1. We already have a File Plan and our policies and disposition are well defined. Why do we need Information Governance?
If you have a comprehensive File Plan with policies and disposition well defined, that is a great start to Information Governance, but other things are critical as well.
Most importantly, are the policies being enforced? Without an Information Governance initiative, many organizations find that the File Plan is not effective because it is not being enforced. For enforcement to be successful, it needs support from the top of the organization, and it needs support across the organization. This is why the concept of a Chief Information Governance Officer (CIGO) has become a hot topic. One of the responsibilities of the CIGO is to obtain support from the Executive team and to ensure the policies are enforced across the organization.
In addition to enforcement, many times the organization has not been educated on the importance of the policies, nor have they been trained on how to enforce the policies. An Information Governance initiative can help with both of these issues.
Another consideration is the identification and classification of your content. Just because a File Plan exists doesn't necessarily mean all of your content is tied to the File Plan. An Information Governance program will ensure this step of the process has been completed.
2. I understand that Information Governance will help with compliance, but how can I sell the benefit of it to our Executive team?
There is already a lot of research available about the benefits of Information Governance. I have included a list below of some of the most relevant benefits.
- Business Differentiator. I have listed this first because it is often overlooked. Consumers are making buying decisions based on privacy. An Information Governance program will improve the security, reliability, integrity and accessibility of your data. This can be used as a competitive advantage in the marketplace.
- Reduced storage and infrastructure cost. If you are doing a better job of managing your data, you will have less of it, therefore, reducing the Redundant, Obsolete and Trivial (ROT) data in your organization.
- Reduce risk by improved compliance. The cost of non-compliance can be financially devastating to an organization. Being in compliant will reduce your risk of unexpected costs, but also reduces the risk of other things that may not be as obvious, such as potentially damaging media coverage and loss of clients.
- Reduce eDiscovery costs. This can go hand in hand with non-compliance as eDiscovery can be very costly to an organization. If you have implemented an Information Governance program, you should "only" have the data that is required by your policies, making eDiscovery easier, and you will be able to locate the relevant data quicker.
- Adaptability. We live in a fast-paced world that is constantly changing.
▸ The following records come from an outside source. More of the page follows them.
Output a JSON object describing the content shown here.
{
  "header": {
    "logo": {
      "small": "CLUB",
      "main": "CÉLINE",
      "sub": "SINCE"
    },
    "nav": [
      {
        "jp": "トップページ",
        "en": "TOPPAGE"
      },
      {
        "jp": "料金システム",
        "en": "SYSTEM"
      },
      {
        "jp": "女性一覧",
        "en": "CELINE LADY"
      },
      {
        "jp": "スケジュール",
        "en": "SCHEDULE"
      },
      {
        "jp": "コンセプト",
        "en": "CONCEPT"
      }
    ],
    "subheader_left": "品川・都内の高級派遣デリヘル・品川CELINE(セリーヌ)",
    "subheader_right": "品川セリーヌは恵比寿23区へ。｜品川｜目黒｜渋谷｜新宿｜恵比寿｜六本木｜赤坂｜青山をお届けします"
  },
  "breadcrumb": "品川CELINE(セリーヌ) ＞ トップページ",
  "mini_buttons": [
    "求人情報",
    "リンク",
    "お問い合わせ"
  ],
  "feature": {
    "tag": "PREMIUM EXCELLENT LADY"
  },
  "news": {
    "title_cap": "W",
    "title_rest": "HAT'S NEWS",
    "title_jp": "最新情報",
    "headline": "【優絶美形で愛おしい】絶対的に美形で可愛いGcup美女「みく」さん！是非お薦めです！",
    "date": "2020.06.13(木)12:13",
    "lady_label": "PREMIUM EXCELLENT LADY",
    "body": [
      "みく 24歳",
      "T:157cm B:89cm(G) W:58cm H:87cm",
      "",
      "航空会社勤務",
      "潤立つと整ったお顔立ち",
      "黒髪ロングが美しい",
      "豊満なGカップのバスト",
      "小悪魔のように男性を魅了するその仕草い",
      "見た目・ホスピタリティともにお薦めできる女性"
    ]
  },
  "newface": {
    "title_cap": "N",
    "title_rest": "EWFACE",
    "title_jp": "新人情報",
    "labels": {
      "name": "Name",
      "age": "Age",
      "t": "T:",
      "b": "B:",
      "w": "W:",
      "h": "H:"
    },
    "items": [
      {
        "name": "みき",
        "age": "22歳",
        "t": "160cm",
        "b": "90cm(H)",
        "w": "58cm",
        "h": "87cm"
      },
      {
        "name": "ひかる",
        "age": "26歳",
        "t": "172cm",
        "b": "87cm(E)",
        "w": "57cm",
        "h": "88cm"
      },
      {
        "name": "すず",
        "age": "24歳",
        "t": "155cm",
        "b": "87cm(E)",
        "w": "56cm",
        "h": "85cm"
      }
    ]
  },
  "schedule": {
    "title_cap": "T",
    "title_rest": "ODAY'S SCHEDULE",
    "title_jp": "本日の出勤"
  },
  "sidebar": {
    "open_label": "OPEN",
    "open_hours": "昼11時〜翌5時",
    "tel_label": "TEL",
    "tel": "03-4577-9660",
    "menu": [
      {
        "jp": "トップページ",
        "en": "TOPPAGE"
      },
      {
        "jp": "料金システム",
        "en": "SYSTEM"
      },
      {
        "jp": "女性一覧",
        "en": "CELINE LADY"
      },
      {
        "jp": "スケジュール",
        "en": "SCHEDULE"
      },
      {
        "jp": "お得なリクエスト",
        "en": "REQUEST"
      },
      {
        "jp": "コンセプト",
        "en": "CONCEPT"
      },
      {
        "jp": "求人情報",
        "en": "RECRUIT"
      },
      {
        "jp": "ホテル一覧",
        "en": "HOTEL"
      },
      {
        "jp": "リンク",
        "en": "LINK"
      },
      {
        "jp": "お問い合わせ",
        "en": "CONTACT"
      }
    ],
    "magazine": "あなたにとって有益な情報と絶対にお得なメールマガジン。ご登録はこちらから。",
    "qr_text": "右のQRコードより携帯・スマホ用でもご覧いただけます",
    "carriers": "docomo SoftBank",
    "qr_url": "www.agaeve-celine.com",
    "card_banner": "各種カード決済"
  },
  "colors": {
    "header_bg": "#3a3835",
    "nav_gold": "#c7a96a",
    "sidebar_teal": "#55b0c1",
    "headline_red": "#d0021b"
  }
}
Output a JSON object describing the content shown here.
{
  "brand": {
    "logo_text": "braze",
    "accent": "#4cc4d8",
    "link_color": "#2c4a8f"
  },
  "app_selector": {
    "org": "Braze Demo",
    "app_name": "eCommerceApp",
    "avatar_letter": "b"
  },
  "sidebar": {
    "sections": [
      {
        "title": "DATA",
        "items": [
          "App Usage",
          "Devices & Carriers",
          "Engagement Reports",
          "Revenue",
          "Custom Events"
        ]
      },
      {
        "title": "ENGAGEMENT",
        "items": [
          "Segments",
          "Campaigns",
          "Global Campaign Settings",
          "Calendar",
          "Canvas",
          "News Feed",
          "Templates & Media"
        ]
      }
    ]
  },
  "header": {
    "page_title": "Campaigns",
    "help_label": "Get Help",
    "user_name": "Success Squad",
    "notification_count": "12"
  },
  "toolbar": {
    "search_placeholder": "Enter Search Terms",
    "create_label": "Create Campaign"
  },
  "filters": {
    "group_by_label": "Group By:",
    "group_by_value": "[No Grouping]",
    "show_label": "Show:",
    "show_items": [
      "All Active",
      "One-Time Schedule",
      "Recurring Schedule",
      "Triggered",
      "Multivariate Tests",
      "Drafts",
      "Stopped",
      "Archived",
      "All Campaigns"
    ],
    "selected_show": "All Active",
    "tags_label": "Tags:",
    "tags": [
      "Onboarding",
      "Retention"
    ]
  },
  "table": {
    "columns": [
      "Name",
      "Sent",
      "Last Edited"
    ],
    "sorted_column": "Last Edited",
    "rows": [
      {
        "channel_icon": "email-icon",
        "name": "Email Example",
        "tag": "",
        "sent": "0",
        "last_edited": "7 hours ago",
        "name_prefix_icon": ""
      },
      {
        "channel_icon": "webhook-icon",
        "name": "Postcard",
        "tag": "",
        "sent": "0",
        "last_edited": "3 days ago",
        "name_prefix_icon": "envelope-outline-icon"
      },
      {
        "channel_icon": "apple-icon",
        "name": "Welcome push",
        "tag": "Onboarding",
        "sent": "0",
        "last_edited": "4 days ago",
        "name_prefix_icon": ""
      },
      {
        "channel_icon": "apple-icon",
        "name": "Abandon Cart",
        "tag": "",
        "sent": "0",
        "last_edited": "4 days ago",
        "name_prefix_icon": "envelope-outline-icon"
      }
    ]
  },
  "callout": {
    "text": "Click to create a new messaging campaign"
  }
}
Organizations need to have control over their data so they can react to change, find the relevant data quickly, and immediately comply with new standards.
3. We already have an ECM system, why do we need Information Governance?
ECM is the tool to help organize and manage your information, but Information Governance is about the principles, policies and practices to control that information. The same concept applies to a Records Management solution; it is the tool, but Information Governance is still needed.
A lot of focus is typically placed on the tool because that is what everyone sees and uses on a daily basis. But without an Information Governance initiative, your organization is only half way there; defining, managing, and enforcing the policies and practices will make the tool even more valuable.
4. We have a Records Manager, can't they just handle this?
The answer to this will depend upon your organization. A Records Manager could certainly take on a larger role that included Information Governance. But remember that Information Governance needs to be enforced from the top down and across the organization for it to be successful. Many times a Records Manager does not have the exposure or the authority across the organization. This is one reason the CIGO (Chief Information Governance Officer) has become a relevant position. An Information Governance initiative can be implemented without a CIGO, but the person responsible for it will need support from the top, and some level of authority across the organization.
5. Is there really a risk to not addressing Information Governance?
The biggest risk is non-compliance and the legal risk your organization is exposed to by not governing your data. The media is full of real-world examples of companies that have learned this lesson the hard way.
In addition to compliance, there are other risks. In summary:
- Lost Productivity - Part of Information Governance is ensuring you are keeping the right data and that you can find that data quickly. You must be able to find your data quickly, and you also don't want to waste storage space on data that shouldn't be retained.
- eDiscovery - The cost of a search on your data in the case of an eDiscovery event can be crippling to an organization. A proper Information Governance program should address eDiscovery.
- Protecting Your Data - Information Governance should ensure you have the policies in place to protect your data.
Posted by Julie Lintner